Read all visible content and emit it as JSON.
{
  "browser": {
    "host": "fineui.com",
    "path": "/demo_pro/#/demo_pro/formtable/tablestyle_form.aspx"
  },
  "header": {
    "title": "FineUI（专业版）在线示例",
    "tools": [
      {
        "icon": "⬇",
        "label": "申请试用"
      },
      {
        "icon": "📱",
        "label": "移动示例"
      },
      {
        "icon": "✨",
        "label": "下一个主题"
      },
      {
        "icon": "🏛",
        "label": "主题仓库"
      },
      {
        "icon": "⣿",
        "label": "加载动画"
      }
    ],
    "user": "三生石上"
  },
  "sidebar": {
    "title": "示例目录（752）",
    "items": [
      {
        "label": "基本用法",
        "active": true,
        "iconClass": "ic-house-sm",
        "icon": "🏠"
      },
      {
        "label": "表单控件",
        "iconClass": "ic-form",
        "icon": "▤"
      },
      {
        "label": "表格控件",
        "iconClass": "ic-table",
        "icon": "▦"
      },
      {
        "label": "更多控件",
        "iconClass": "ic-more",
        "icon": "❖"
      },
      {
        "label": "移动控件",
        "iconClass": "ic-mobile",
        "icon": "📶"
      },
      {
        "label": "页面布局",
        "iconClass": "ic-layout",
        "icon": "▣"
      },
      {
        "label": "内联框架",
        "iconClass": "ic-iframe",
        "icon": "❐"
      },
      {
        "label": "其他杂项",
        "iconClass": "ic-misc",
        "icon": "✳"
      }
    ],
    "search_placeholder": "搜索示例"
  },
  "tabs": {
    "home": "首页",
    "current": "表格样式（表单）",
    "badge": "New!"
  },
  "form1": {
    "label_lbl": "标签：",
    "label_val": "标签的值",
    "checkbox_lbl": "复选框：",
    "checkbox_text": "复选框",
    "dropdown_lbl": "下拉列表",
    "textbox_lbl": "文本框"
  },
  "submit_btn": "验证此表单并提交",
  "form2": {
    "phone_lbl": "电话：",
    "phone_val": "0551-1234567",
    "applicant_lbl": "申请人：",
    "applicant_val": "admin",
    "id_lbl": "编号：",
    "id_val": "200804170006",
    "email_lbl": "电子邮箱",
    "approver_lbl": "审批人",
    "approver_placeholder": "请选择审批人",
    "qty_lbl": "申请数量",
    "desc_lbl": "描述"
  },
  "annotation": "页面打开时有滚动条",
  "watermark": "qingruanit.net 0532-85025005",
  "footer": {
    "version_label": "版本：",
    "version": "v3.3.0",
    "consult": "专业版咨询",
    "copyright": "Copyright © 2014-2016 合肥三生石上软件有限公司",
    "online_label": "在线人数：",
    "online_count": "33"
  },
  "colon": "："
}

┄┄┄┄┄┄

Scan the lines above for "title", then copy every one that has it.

## The completed task
    "title": "FineUI（专业版）在线示例",
    "title": "示例目录（752）",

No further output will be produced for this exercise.